-------- Records shown

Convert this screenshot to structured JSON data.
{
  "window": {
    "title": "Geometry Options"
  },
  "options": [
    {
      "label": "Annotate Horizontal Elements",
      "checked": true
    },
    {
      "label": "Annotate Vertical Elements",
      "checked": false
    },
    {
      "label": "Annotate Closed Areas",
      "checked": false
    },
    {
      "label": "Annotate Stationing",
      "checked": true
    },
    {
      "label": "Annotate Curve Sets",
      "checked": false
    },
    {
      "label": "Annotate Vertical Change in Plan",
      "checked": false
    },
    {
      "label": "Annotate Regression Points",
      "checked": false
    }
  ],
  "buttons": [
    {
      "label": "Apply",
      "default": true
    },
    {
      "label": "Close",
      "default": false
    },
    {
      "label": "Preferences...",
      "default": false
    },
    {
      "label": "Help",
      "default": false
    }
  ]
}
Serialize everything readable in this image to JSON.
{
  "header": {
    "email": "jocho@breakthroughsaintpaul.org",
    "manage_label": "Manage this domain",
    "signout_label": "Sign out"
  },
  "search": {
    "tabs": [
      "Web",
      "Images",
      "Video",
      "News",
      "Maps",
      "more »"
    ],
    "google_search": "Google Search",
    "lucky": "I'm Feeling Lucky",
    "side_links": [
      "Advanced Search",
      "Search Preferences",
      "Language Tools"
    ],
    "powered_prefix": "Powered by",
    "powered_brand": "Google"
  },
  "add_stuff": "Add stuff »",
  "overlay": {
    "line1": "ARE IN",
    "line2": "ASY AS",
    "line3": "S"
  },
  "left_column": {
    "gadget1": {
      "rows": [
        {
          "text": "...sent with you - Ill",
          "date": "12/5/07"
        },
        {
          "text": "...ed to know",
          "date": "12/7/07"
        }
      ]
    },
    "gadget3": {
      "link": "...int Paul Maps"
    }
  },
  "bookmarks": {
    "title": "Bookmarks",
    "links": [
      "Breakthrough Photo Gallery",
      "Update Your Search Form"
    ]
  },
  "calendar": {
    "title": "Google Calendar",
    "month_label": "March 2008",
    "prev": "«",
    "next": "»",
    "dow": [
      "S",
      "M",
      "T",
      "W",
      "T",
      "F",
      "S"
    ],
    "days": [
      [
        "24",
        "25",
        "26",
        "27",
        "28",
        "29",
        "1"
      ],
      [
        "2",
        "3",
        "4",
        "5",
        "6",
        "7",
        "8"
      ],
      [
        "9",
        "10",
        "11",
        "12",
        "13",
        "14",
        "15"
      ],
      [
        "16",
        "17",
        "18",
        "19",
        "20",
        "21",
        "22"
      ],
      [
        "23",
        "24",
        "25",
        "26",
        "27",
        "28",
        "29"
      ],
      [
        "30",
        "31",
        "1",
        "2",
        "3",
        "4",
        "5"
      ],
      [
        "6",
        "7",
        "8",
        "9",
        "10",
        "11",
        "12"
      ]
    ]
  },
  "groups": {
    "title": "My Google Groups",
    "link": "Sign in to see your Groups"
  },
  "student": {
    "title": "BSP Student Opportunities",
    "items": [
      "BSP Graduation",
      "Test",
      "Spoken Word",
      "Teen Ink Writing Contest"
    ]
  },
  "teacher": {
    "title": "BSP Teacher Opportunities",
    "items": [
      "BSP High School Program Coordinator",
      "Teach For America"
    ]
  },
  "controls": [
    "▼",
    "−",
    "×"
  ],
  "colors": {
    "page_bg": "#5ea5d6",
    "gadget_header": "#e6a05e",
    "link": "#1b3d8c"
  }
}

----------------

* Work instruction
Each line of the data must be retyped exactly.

* Response
Convert this screenshot to structured JSON data.
{
  "window": {
    "title": "Geometry Options"
  },
  "options": [
    {
      "label": "Annotate Horizontal Elements",
      "checked": true
    },
    {
      "label": "Annotate Vertical Elements",
      "checked": false
    },
    {
      "label": "Annotate Closed Areas",
      "checked": false
    },
    {
      "label": "Annotate Stationing",
      "checked": true
    },
    {
      "label": "Annotate Curve Sets",
      "checked": false
    },
    {
      "label": "Annotate Vertical Change in Plan",
      "checked": false
    },
    {
      "label": "Annotate Regression Points",
      "checked": false
    }
  ],
  "buttons": [
    {
      "label": "Apply",
      "default": true
    },
    {
      "label": "Close",
      "default": false
    },
    {
      "label": "Preferences...",
      "default": false
    },
    {
      "label": "Help",
      "default": false
    }
  ]
}
Serialize everything readable in this image to JSON.
{
  "header": {
    "email": "jocho@breakthroughsaintpaul.org",
    "manage_label": "Manage this domain",
    "signout_label": "Sign out"
  },
  "search": {
    "tabs": [
      "Web",
      "Images",
      "Video",
      "News",
      "Maps",
      "more »"
    ],
    "google_search": "Google Search",
    "lucky": "I'm Feeling Lucky",
    "side_links": [
      "Advanced Search",
      "Search Preferences",
      "Language Tools"
    ],
    "powered_prefix": "Powered by",
    "powered_brand": "Google"
  },
  "add_stuff": "Add stuff »",
  "overlay": {
    "line1": "ARE IN",
    "line2": "ASY AS",
    "line3": "S"
  },
  "left_column": {
    "gadget1": {
      "rows": [
        {
          "text": "...sent with you - Ill",
          "date": "12/5/07"
        },
        {
          "text": "...ed to know",
          "date": "12/7/07"
        }
      ]
    },
    "gadget3": {
      "link": "...int Paul Maps"
    }
  },
  "bookmarks": {
    "title": "Bookmarks",
    "links": [
      "Breakthrough Photo Gallery",
      "Update Your Search Form"
    ]
  },
  "calendar": {
    "title": "Google Calendar",
    "month_label": "March 2008",
    "prev": "«",
    "next": "»",
    "dow": [
      "S",
      "M",
      "T",
      "W",
      "T",
      "F",
      "S"
    ],
    "days": [
      [
        "24",
        "25",
        "26",
        "27",
        "28",
        "29",
        "1"
      ],
      [
        "2",
        "3",
        "4",
        "5",
        "6",
        "7",
        "8"
      ],
      [
        "9",
        "10",
        "11",
        "12",
        "13",
        "14",
        "15"
      ],
      [
        "16",
        "17",
        "18",
        "19",
        "20",
        "21",
        "22"
      ],
      [
        "23",
        "24",
        "25",
        "26",
        "27",
        "28",
        "29"
      ],
      [
        "30",
        "31",
        "1",
        "2",
        "3",
        "4",
        "5"
      ],
      [
        "6",
        "7",
        "8",
        "9",
        "10",
        "11",
        "12"
      ]
    ]
  },
  "groups": {
    "title": "My Google Groups",
    "link": "Sign in to see your Groups"
  },
  "student": {
    "title": "BSP Student Opportunities",
    "items": [
      "BSP Graduation",
      "Test",
      "Spoken Word",
      "Teen Ink Writing Contest"
    ]
  },
  "teacher": {
    "title": "BSP Teacher Opportunities",
    "items": [
      "BSP High School Program Coordinator",
      "Teach For America"
    ]
  },
  "controls": [
    "▼",
    "−",
    "×"
  ],
  "colors": {
    "page_bg": "#5ea5d6",
    "gadget_header": "#e6a05e",
    "link": "#1b3d8c"
  }
}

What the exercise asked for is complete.